● Problem requirements:
Make an exact copy of every entry, leaving the pictures out.

(Entries from a dataset of interfaces)
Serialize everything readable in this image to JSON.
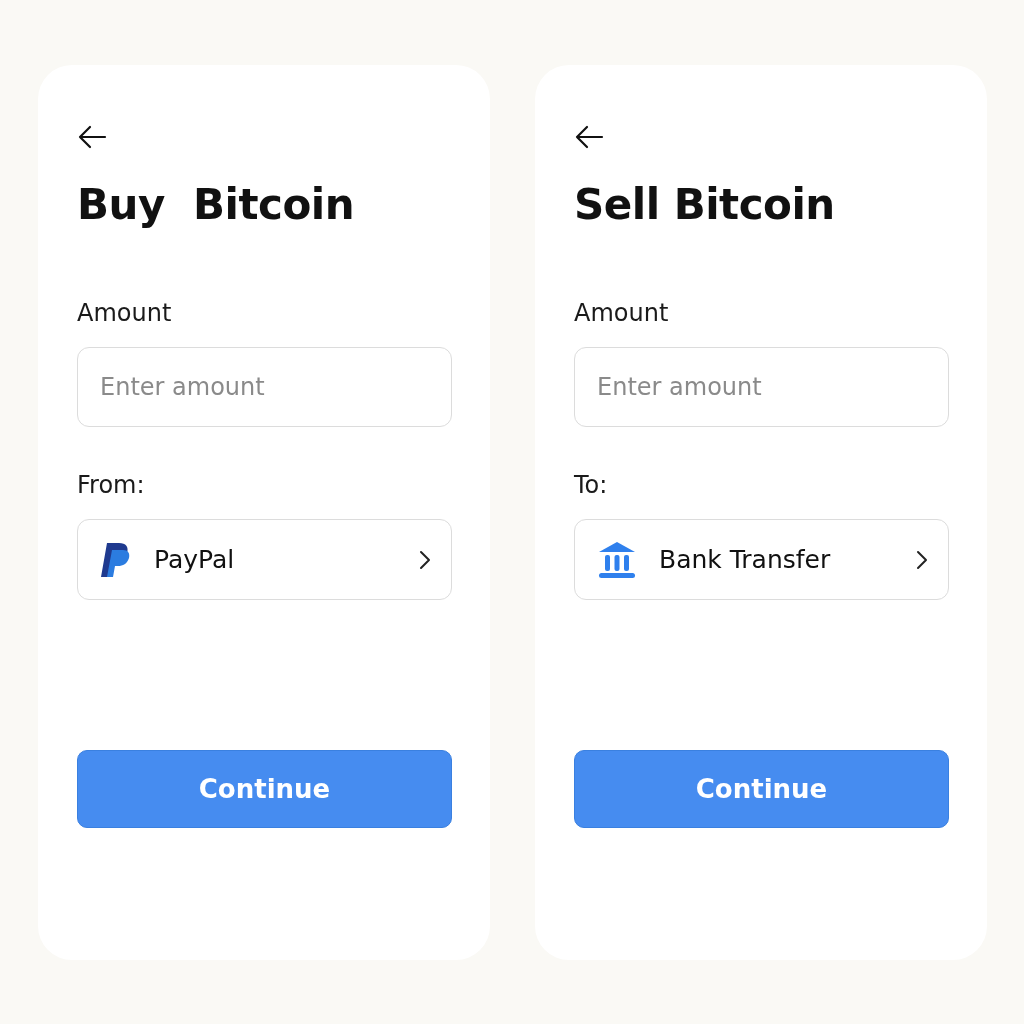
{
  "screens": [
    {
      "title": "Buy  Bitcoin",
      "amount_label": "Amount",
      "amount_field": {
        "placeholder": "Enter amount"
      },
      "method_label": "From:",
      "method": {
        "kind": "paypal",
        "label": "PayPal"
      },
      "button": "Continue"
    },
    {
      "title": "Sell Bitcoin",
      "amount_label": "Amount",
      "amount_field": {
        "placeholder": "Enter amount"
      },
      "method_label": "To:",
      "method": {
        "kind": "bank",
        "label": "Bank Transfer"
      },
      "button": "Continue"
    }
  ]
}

● Written answer:
Serialize everything readable in this image to JSON.
{
  "screens": [
    {
      "title": "Buy  Bitcoin",
      "amount_label": "Amount",
      "amount_field": {
        "placeholder": "Enter amount"
      },
      "method_label": "From:",
      "method": {
        "kind": "paypal",
        "label": "PayPal"
      },
      "button": "Continue"
    },
    {
      "title": "Sell Bitcoin",
      "amount_label": "Amount",
      "amount_field": {
        "placeholder": "Enter amount"
      },
      "method_label": "To:",
      "method": {
        "kind": "bank",
        "label": "Bank Transfer"
      },
      "button": "Continue"
    }
  ]
}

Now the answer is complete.